By Trina Trice
The jury's still out on whether controversy surrounding the Clayton County Board of Education is causing large numbers of residents to flee to other counties.
But there is still cause for concern, according to local Realtors and real estate brokers.
David Barton, member of the Metro South Association of Realtors, has been a Realtor in the county for six years. He also works as a substitute teacher for the school system.
Barton hasn't yet seen the house market negatively affected by the school board.
"I think it's at the point people are cautious," Barton said. "The market's slow in general, anyway. But I do think people are realizing the potential of the devastation if Clayton County loses its accreditation. Who would want to buy a home (in Clayton County) then?"
More than 5,600 homes were sold last year, according to Rodney McDaniel, chief appraiser in the Tax Assessor's Office.
The slump in home sales is a phenomenon occurring throughout the country, said Joe T. Lane, broker of Coldwell Banker Bullard Realty Company in Jonesboro.
"We're in a recession in this area," Lane said. "A lot of people are unemployed."
Lane said about potential homeowners, "The one thing people look to is a good school system. It doesn't matter if they're black or white. If we don't get the school system (off of probation), it will affect prices and values of homes.
Shane Moody, president and CEO of the Clayton County Chamber of Commerce, has heard from several chamber members that they are concerned about home sales.
Moody is getting both positive and negative feedback concerning his call for the resignations of four board members at a press conference June 12.

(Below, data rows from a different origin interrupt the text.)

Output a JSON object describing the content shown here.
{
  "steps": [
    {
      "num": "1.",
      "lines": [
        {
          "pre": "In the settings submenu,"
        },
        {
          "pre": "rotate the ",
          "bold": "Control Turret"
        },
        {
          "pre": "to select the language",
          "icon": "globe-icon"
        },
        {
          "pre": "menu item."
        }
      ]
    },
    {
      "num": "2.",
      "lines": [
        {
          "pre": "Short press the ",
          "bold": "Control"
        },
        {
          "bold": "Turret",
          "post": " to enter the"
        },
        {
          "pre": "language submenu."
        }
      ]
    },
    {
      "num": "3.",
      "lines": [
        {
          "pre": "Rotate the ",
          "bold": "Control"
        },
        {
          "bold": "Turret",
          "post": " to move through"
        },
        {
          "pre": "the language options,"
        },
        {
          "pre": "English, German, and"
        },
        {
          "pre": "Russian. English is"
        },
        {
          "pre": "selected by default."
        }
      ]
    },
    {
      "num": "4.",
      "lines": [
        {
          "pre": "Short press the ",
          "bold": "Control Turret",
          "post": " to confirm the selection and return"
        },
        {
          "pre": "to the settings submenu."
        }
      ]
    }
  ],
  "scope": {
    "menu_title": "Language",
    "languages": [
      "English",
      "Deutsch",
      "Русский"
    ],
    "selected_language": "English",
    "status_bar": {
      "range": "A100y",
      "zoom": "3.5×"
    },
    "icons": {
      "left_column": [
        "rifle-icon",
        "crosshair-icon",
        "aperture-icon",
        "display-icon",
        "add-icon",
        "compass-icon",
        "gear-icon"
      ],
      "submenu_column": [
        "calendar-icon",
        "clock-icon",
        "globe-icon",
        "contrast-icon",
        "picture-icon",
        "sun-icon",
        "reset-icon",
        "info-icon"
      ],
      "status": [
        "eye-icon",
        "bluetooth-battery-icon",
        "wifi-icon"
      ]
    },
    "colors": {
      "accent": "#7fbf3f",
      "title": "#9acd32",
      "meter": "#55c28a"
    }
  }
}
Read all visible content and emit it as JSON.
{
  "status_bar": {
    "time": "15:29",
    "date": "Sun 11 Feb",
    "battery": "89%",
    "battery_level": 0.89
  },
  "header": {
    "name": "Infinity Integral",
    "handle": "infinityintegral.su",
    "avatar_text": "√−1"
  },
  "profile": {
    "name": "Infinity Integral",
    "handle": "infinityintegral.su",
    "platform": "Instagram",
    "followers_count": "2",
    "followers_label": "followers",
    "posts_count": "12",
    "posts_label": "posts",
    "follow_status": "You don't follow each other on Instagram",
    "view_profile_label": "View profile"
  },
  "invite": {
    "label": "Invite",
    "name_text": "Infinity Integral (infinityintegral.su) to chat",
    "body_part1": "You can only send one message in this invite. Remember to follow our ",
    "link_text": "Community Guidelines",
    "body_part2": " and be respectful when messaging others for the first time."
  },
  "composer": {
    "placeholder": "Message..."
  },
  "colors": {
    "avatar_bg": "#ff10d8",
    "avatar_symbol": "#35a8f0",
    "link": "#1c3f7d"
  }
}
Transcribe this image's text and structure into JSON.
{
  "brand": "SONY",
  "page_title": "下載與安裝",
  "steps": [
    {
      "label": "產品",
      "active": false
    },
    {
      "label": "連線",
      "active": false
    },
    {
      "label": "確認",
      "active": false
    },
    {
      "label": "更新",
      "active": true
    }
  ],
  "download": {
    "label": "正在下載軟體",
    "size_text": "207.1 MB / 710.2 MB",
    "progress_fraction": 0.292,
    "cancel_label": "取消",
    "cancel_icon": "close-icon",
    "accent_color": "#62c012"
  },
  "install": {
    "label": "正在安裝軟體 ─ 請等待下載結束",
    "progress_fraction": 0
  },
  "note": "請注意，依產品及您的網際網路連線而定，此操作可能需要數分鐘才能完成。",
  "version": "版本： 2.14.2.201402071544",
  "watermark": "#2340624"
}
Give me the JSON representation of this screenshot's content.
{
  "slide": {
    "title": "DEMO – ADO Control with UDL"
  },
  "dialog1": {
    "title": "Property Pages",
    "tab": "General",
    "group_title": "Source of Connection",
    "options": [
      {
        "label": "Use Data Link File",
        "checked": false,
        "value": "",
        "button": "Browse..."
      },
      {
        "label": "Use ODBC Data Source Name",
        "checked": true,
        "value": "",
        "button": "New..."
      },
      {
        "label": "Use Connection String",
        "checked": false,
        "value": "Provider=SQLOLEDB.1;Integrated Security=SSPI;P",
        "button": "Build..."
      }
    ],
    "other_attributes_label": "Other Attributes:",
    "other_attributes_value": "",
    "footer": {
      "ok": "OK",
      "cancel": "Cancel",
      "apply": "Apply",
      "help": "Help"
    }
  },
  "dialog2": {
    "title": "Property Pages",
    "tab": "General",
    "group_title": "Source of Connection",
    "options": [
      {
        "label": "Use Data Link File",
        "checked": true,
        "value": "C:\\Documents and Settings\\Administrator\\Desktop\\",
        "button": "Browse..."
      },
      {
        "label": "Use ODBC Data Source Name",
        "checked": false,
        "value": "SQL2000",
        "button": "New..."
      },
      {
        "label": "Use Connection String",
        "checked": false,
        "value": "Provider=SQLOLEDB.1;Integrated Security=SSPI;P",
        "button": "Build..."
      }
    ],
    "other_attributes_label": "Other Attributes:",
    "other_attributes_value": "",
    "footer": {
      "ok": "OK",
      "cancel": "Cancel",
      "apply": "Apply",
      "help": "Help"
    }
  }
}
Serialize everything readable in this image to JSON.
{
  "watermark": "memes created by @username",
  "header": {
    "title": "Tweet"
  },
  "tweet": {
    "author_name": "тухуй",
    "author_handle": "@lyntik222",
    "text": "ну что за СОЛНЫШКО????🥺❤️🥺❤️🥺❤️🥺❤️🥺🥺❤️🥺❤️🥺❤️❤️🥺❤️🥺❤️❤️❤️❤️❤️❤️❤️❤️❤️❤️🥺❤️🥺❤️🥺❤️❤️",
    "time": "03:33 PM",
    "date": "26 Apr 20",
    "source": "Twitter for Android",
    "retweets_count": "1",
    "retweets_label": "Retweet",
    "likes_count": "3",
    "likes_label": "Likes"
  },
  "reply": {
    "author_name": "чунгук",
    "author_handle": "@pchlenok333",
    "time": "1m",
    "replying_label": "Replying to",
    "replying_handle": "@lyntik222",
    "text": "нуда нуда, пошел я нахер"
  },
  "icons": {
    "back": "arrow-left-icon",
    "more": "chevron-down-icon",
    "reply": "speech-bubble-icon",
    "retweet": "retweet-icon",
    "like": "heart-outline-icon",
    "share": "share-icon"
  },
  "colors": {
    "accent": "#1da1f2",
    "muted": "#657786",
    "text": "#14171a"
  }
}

"People are having problems selling their homes under the threat of the school system losing accreditation," Moody said. "As a Clayton County resident, myself, I know if I wanted to sell my home I'd only get 70 percent of what it is worth?that's a hard thing to accept."
However, the average going price of sold homes in Clayton County is more than $127,000, $4,000 more than last year's average price, McDaniel said.
Although Moody believes the school board controversy has aided in the county's real estate slump, he said to homeowners, "Hang tough. As a registered voter of Clayton County, help the school board maintain accreditation and get off probation."
Sluggish home sales due to the economy will only get worse if the school system doesn't get off probation, say both Barton and Lane.
"We're hoping SACS won't come along and do us harm like the school board has already done," Barton said.
The Southern Association of Colleges and Schools placed the school system on probation based on findings of a special review team that visited the school district to investigate allegations of board leadership micromanaging the day-to-day operations.
If the school board can't get off of probation before the year deadline set by SACS, "You can bet we'll have a problem," Lane said.
Loss of accreditation could mean the loss of HOPE scholarships for the graduating seniors, difficulty transferring credits from a county high school to one outside the county and problems with school board employees finding jobs in other counties, officials have said.